# Your assignment:
Omit the images. Reproduce each line of the records exactly as it appears.

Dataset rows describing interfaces
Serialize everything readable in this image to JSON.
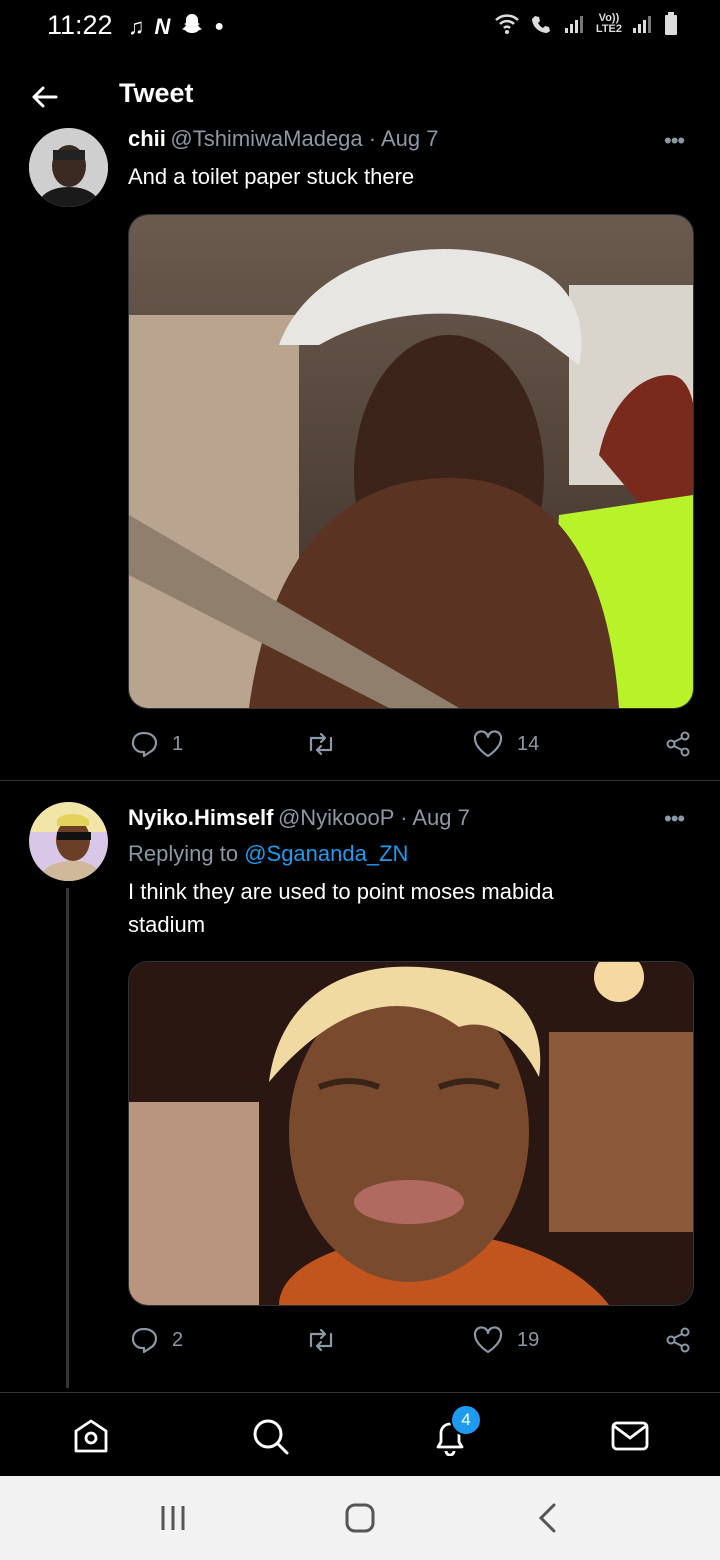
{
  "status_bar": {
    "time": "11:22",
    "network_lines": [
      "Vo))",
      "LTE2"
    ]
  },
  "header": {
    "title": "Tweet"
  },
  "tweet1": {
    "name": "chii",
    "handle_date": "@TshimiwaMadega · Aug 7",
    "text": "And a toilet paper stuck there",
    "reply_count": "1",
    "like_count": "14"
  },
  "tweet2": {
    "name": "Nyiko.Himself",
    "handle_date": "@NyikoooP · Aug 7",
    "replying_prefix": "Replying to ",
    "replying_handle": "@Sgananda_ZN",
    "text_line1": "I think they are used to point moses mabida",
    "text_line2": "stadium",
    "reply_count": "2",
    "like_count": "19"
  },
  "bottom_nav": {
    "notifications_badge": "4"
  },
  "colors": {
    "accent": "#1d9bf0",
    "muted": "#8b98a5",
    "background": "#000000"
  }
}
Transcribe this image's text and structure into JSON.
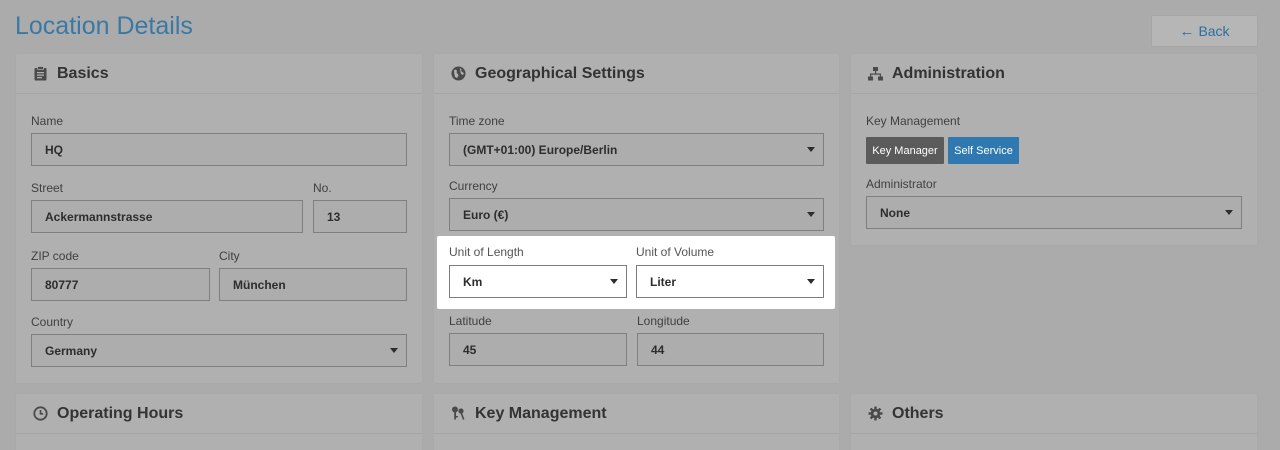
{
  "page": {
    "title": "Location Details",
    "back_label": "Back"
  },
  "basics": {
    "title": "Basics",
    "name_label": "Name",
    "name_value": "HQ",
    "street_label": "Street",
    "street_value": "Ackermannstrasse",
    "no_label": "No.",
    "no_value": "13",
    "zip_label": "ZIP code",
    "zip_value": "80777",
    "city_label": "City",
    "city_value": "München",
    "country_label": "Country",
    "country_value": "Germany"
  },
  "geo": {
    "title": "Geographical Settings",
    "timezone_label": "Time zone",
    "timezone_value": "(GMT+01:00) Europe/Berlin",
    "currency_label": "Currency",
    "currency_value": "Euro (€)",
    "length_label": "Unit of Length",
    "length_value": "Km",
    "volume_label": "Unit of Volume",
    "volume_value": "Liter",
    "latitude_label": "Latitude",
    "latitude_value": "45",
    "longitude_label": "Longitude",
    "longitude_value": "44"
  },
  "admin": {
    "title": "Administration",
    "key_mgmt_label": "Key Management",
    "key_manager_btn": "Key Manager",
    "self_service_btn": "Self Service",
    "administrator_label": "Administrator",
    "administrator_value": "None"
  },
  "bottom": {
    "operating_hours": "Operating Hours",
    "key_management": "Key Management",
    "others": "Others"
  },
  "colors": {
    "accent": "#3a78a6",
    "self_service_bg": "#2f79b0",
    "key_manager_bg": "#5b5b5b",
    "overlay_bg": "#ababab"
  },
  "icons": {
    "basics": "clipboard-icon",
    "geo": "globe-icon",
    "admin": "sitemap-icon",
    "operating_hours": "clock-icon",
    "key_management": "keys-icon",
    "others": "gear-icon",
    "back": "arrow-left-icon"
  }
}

# Task answer:
Serialize everything readable in this image to JSON.
{
  "status_bar": {
    "time": "11:22",
    "network_lines": [
      "Vo))",
      "LTE2"
    ]
  },
  "header": {
    "title": "Tweet"
  },
  "tweet1": {
    "name": "chii",
    "handle_date": "@TshimiwaMadega · Aug 7",
    "text": "And a toilet paper stuck there",
    "reply_count": "1",
    "like_count": "14"
  },
  "tweet2": {
    "name": "Nyiko.Himself",
    "handle_date": "@NyikoooP · Aug 7",
    "replying_prefix": "Replying to ",
    "replying_handle": "@Sgananda_ZN",
    "text_line1": "I think they are used to point moses mabida",
    "text_line2": "stadium",
    "reply_count": "2",
    "like_count": "19"
  },
  "bottom_nav": {
    "notifications_badge": "4"
  },
  "colors": {
    "accent": "#1d9bf0",
    "muted": "#8b98a5",
    "background": "#000000"
  }
}
Transcribe this image's text and structure into JSON.
{
  "page": {
    "title": "Location Details",
    "back_label": "Back"
  },
  "basics": {
    "title": "Basics",
    "name_label": "Name",
    "name_value": "HQ",
    "street_label": "Street",
    "street_value": "Ackermannstrasse",
    "no_label": "No.",
    "no_value": "13",
    "zip_label": "ZIP code",
    "zip_value": "80777",
    "city_label": "City",
    "city_value": "München",
    "country_label": "Country",
    "country_value": "Germany"
  },
  "geo": {
    "title": "Geographical Settings",
    "timezone_label": "Time zone",
    "timezone_value": "(GMT+01:00) Europe/Berlin",
    "currency_label": "Currency",
    "currency_value": "Euro (€)",
    "length_label": "Unit of Length",
    "length_value": "Km",
    "volume_label": "Unit of Volume",
    "volume_value": "Liter",
    "latitude_label": "Latitude",
    "latitude_value": "45",
    "longitude_label": "Longitude",
    "longitude_value": "44"
  },
  "admin": {
    "title": "Administration",
    "key_mgmt_label": "Key Management",
    "key_manager_btn": "Key Manager",
    "self_service_btn": "Self Service",
    "administrator_label": "Administrator",
    "administrator_value": "None"
  },
  "bottom": {
    "operating_hours": "Operating Hours",
    "key_management": "Key Management",
    "others": "Others"
  },
  "colors": {
    "accent": "#3a78a6",
    "self_service_bg": "#2f79b0",
    "key_manager_bg": "#5b5b5b",
    "overlay_bg": "#ababab"
  },
  "icons": {
    "basics": "clipboard-icon",
    "geo": "globe-icon",
    "admin": "sitemap-icon",
    "operating_hours": "clock-icon",
    "key_management": "keys-icon",
    "others": "gear-icon",
    "back": "arrow-left-icon"
  }
}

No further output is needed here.